On August 7, 2019, the Supreme Court of Delaware issued an opinion making clear that  no presumption exists under Delaware law that the corporate books and records a stockholder inspects pursuant to 8 Del. C. 220 will be entitled to confidentiality restrictions.  That said, the Supreme Court also made clear that the Court of Chancery remains fully empowered to condition statutory inspections of corporate books and records on the entry of a reasonable confidentiality order, and expressed its expectation that “the targets of Section 220 demands will often be able to demonstrate that some degree of confidentiality is warranted where they are asked to produce nonpublic information” for inspection.

In Tiger v. Boast Apparel, Inc. (a/k/a BAI Capital Holdings, Inc.), No. 23, 2019 (Aug. 7, 2019), the Supreme Court affirmed the Court of Chancery’s entry of a confidentiality order governing an inspection of books and records pursuant to Section 220 of the DGCL as being within the “range of reasonableness” for such restrictions.  It disagreed, however, with the trial court’s “formulation of the principles governing confidentiality in the Section 220 inspection context . . . .”

First, as noted above, the Supreme Court rejected the notion that the books and records of a corporation subject to a statutory inspection demand were entitled to a presumption of confidentiality.  This clarification by the Supreme Court countered what it found to be a recent trend in Court of Chancery decisions applying such a presumption that appeared based–either directly or indirectly–on an insecure foundation of earlier case law and/or reference to a widely-regarded treatise on Delaware corporate law.  The Supreme Court reiterated that the Court of Chancery retained the discretion to determine whether confidentiality restrictions are appropriate in a given case, and in exercising that discretion, “must assess and compare the benefits and harms when determining the initial degree and duration of confidentiality.”

Second, the Supreme Court held that when addressing the duration of confidentiality restrictions, “an indefinite period of confidentiality protection should be the exception and not the rule,” and that a stockholder need not demonstrate “exigent circumstances” in order for the court to grant such restrictions for a time period shorter than indefinite confidentiality.

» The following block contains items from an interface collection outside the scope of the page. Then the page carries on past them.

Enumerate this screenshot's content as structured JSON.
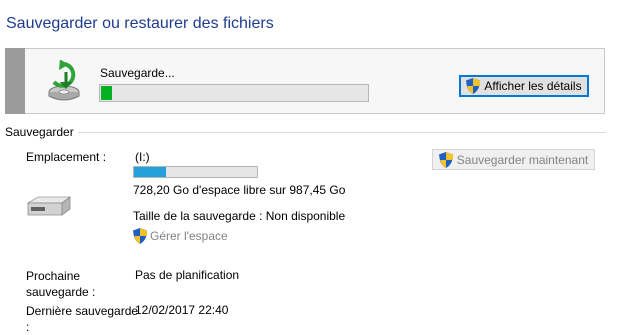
{
  "window": {
    "title": "Sauvegarder ou restaurer des fichiers"
  },
  "status_panel": {
    "progress_label": "Sauvegarde...",
    "progress_percent": 4,
    "details_button": "Afficher les détails"
  },
  "backup_section": {
    "title": "Sauvegarder",
    "backup_now_button": "Sauvegarder maintenant",
    "location_label": "Emplacement :",
    "location_value": "(I:)",
    "disk_used_percent": 26,
    "disk_free_text": "728,20 Go d'espace libre sur 987,45 Go",
    "backup_size_text": "Taille de la sauvegarde : Non disponible",
    "manage_space_link": "Gérer l'espace",
    "next_backup_label_line1": "Prochaine",
    "next_backup_label_line2": "sauvegarde :",
    "next_backup_value": "Pas de planification",
    "last_backup_label_line1": "Dernière sauvegarde",
    "last_backup_label_line2": ":",
    "last_backup_value": "12/02/2017 22:40"
  },
  "colors": {
    "title": "#1e3d8f",
    "progress_fill": "#06b025",
    "disk_fill": "#26a0da",
    "focus_border": "#0078d7"
  },
  "icons": [
    "backup-sync-icon",
    "uac-shield-icon",
    "drive-icon"
  ]
}
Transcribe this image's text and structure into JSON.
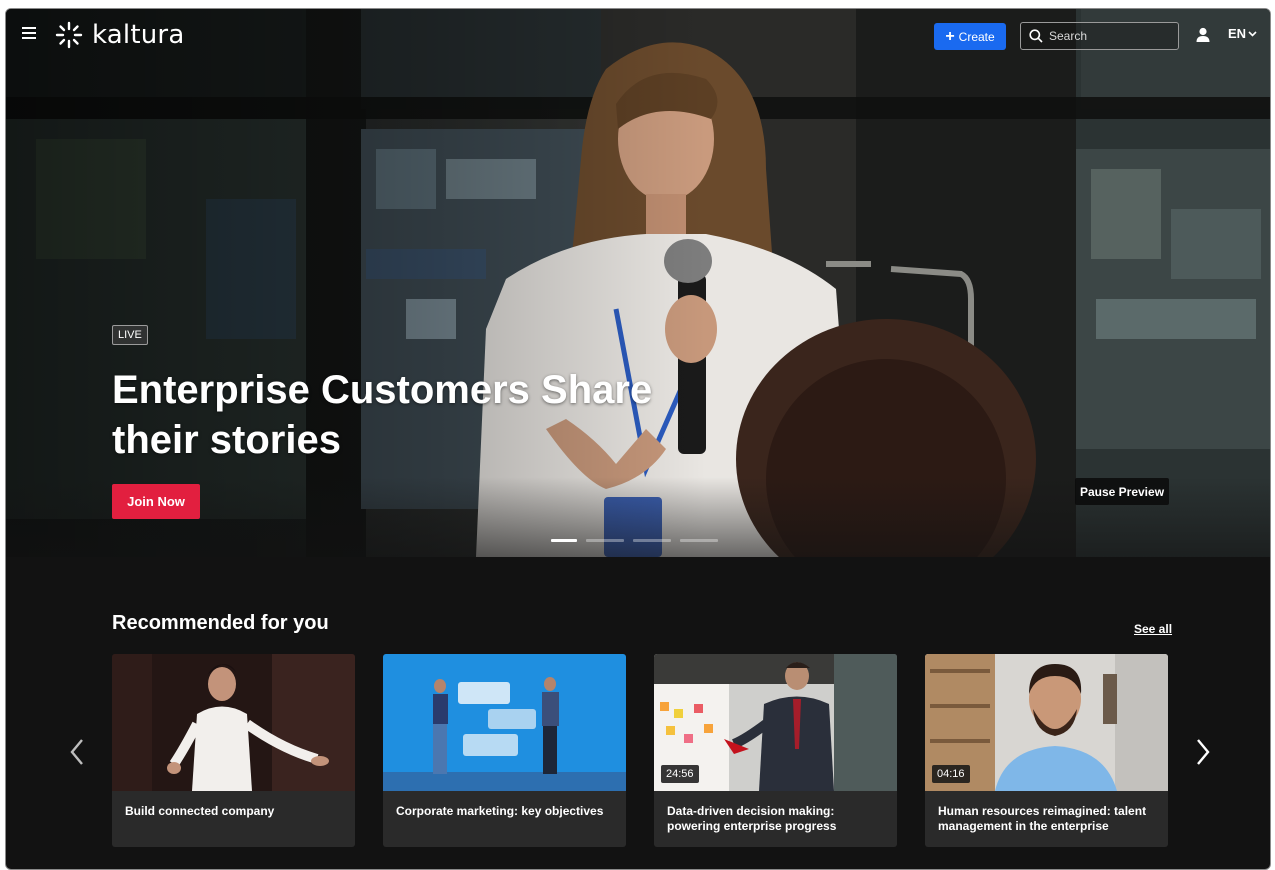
{
  "header": {
    "logo_text": "kaltura",
    "create_label": "Create",
    "search_placeholder": "Search",
    "language": "EN"
  },
  "hero": {
    "badge": "LIVE",
    "title": "Enterprise Customers Share their stories",
    "cta_label": "Join Now",
    "pause_label": "Pause Preview",
    "slides_count": 4,
    "active_slide": 1
  },
  "recommended": {
    "title": "Recommended for you",
    "see_all": "See all",
    "items": [
      {
        "title": "Build connected company",
        "duration": ""
      },
      {
        "title": "Corporate marketing: key objectives",
        "duration": ""
      },
      {
        "title": "Data-driven decision making: powering enterprise progress",
        "duration": "24:56"
      },
      {
        "title": "Human resources reimagined: talent management in the enterprise",
        "duration": "04:16"
      }
    ]
  },
  "colors": {
    "accent": "#1a6af0",
    "cta": "#e21f3f",
    "background": "#121212"
  }
}
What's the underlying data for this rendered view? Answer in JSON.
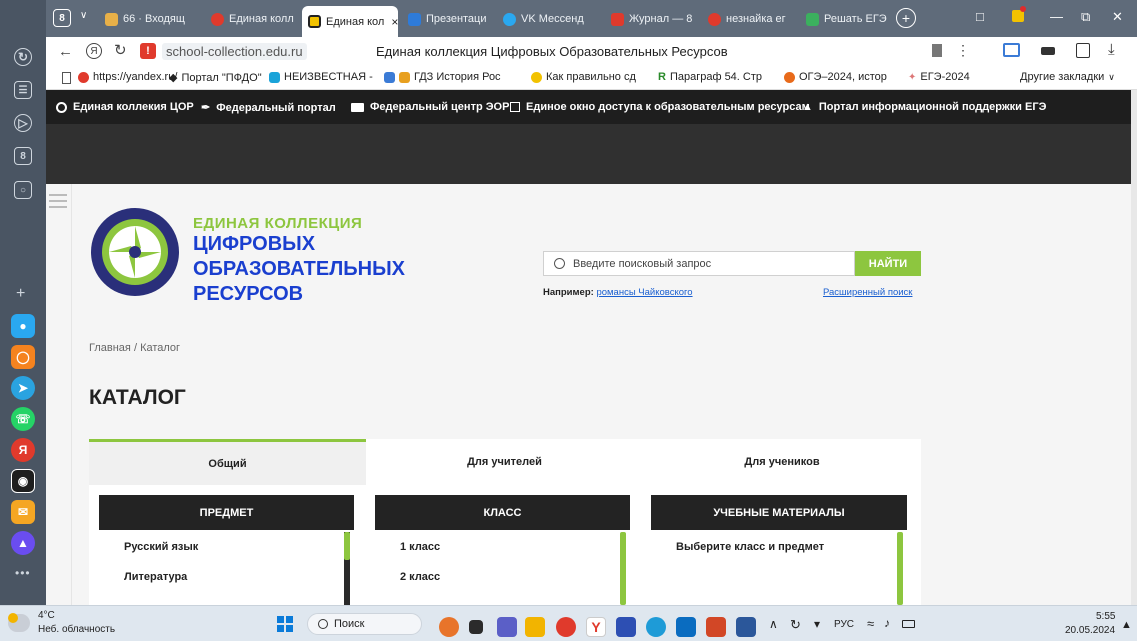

As the Supreme Court notes in a footnote, this opinion is not unlike another recent ruling of the Court in which it “rejected the notion that jurisdictional use restrictions were a ‘norm’ in Section 220 production agreements.”  The takeaway from this recent Section 220 jurisprudence is that stockholders and corporations retain wide latitude in negotiating the terms of a statutory inspection, and should the Court of Chancery become involved, it retains broad discretion in imposing reasonable restrictions and conditions on such a statutory inspection.